Despite a petition with 3,500-signatures and a protest outside council HQ by more than 400 people at the end of April, councillors voted through the scheme by 13-9 votes. Now members of East Dunbartonshire Visually Impaired Forum, led by chairman Sandy Taylor, want Transport Minister Derek Mackay to take up their concerns after he agreed the Highway Code does not cover the council’s plans.

Sandy said: “Council leader Rhondda Geekie’s recent claim the introduction of the shared space scheme in Kirkintilloch would lead to the ‘pedestrian being king’ has been dealt a severe setback.

“Mr Mackay quoted the following from the Highway Code – ‘pedestrians have no explicit right of way in law at uncontrolled crossings and in the event of an incident, it would be for the courts to determine where liability lay’.

“Mr Mackay further revealed the Highway Code was last updated in September 2007 and there are no plans to make any further amendments.”

Disabled protestors say last-minute safety measures by the council, including two pelican crossings at Catherine Street and Kerr Street, are “not good enough”.

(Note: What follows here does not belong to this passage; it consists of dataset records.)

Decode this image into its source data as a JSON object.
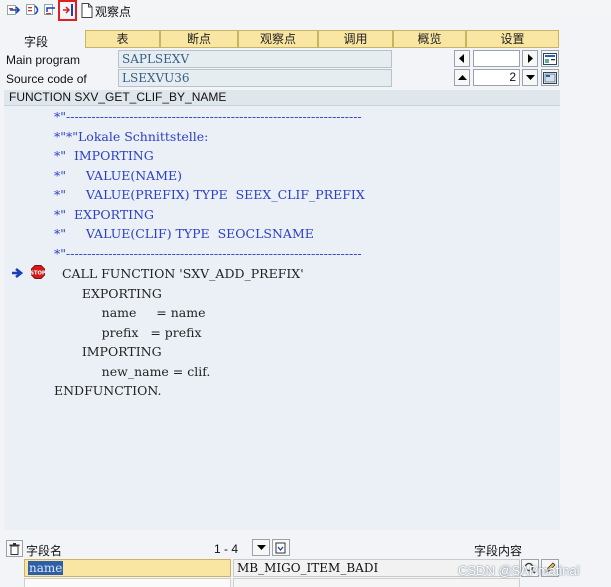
{
  "toolbar": {
    "buttons": [
      "step-into-icon",
      "step-over-icon",
      "return-icon",
      "continue-icon"
    ],
    "watchpoint_label": "观察点"
  },
  "tabs": {
    "field_label": "字段",
    "items": [
      "表",
      "断点",
      "观察点",
      "调用",
      "概览",
      "设置"
    ]
  },
  "info": {
    "main_program_label": "Main program",
    "main_program_value": "SAPLSEXV",
    "source_code_label": "Source code of",
    "source_code_value": "LSEXVU36",
    "line_number": "2"
  },
  "function_header": "FUNCTION SXV_GET_CLIF_BY_NAME",
  "code_lines": [
    {
      "text": "*\"----------------------------------------------------------------------",
      "type": "comment"
    },
    {
      "text": "*\"*\"Lokale Schnittstelle:",
      "type": "comment"
    },
    {
      "text": "*\"  IMPORTING",
      "type": "comment"
    },
    {
      "text": "*\"     VALUE(NAME)",
      "type": "comment"
    },
    {
      "text": "*\"     VALUE(PREFIX) TYPE  SEEX_CLIF_PREFIX",
      "type": "comment"
    },
    {
      "text": "*\"  EXPORTING",
      "type": "comment"
    },
    {
      "text": "*\"     VALUE(CLIF) TYPE  SEOCLSNAME",
      "type": "comment"
    },
    {
      "text": "*\"----------------------------------------------------------------------",
      "type": "comment"
    },
    {
      "text": "  CALL FUNCTION 'SXV_ADD_PREFIX'",
      "type": "code"
    },
    {
      "text": "       EXPORTING",
      "type": "code"
    },
    {
      "text": "            name     = name",
      "type": "code"
    },
    {
      "text": "            prefix   = prefix",
      "type": "code"
    },
    {
      "text": "       IMPORTING",
      "type": "code"
    },
    {
      "text": "            new_name = clif.",
      "type": "code"
    },
    {
      "text": "ENDFUNCTION.",
      "type": "code"
    }
  ],
  "bottom": {
    "field_name_label": "字段名",
    "range": "1 - 4",
    "field_content_label": "字段内容",
    "var_name": "name",
    "var_value": "MB_MIGO_ITEM_BADI"
  },
  "watermark": "CSDN @SAPmatinal",
  "colors": {
    "tab_bg": "#f9e6a2",
    "comment": "#2c3fc8",
    "field_bg": "#e6edf1",
    "highlight_frame": "#e02020"
  }
}
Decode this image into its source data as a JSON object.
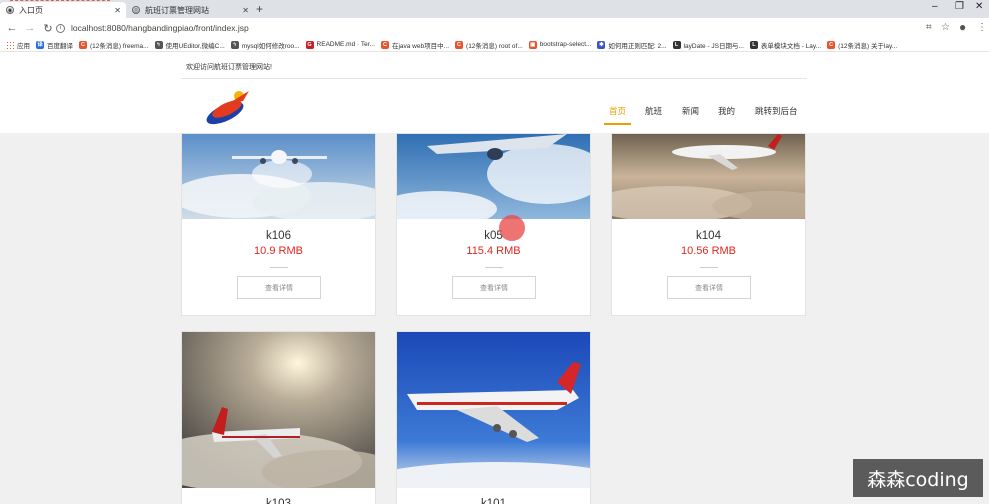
{
  "browser": {
    "tabs": [
      {
        "title": "入口页"
      },
      {
        "title": "航班订票管理网站"
      }
    ],
    "url": "localhost:8080/hangbandingpiao/front/index.jsp",
    "apps_label": "应用",
    "bookmarks": [
      {
        "label": "百度翻译",
        "color": "#2b6de8",
        "glyph": "译"
      },
      {
        "label": "(12条消息) freema...",
        "color": "#e8532d",
        "glyph": "C"
      },
      {
        "label": "使用UEditor,微编C...",
        "color": "#555555",
        "glyph": "ϟ"
      },
      {
        "label": "mysql如何修改roo...",
        "color": "#555555",
        "glyph": "ϟ"
      },
      {
        "label": "README.md · Ter...",
        "color": "#c71d23",
        "glyph": "G"
      },
      {
        "label": "在java web项目中...",
        "color": "#e8532d",
        "glyph": "C"
      },
      {
        "label": "(12条消息) root of...",
        "color": "#e8532d",
        "glyph": "C"
      },
      {
        "label": "bootstrap-select...",
        "color": "#e8532d",
        "glyph": "▣"
      },
      {
        "label": "如何用正则匹配: 2...",
        "color": "#3a55c9",
        "glyph": "✱"
      },
      {
        "label": "layDate - JS日期与...",
        "color": "#333333",
        "glyph": "L"
      },
      {
        "label": "表单模块文档 - Lay...",
        "color": "#333333",
        "glyph": "L"
      },
      {
        "label": "(12条消息) 关于lay...",
        "color": "#e8532d",
        "glyph": "C"
      }
    ]
  },
  "header": {
    "welcome": "欢迎访问航班订票管理网站!",
    "nav": [
      "首页",
      "航班",
      "新闻",
      "我的",
      "跳转到后台"
    ]
  },
  "flights": [
    {
      "name": "k106",
      "price": "10.9 RMB",
      "button": "查看详情"
    },
    {
      "name": "k05",
      "price": "115.4 RMB",
      "button": "查看详情"
    },
    {
      "name": "k104",
      "price": "10.56 RMB",
      "button": "查看详情"
    },
    {
      "name": "k103",
      "price": "",
      "button": ""
    },
    {
      "name": "k101",
      "price": "",
      "button": ""
    }
  ],
  "watermark": "森森coding",
  "colors": {
    "accent": "#e8a000",
    "price": "#e0261e"
  }
}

Sandy said: “At the first meeting last week of the inappropriately named equality design forum set up by the council, it became apparent this scheme will rely on the public milling around the street to help slow the traffic. We therefore must be 
expendable.”

He added: “People with disabilities are effectively being designed out of the town centre. People will stay away as it will not be safe.”

Thomas Glen, director of development and regeneration at the council, said the equality design forum had been set up to champion access issues and assist in 
decisions such as kerbing, pavements, crossing points, street lighting, transport movement and parking.

The first forum meeting was well attended, he said, by group representatives and the council’s equality policy advisor and sensory impairment officer, as well as Sustrans Scotland.

He added: “From this session, the project team has suggestions that can be taken forward and investigated further.”

Work is expected to 
start on the scheme by late September.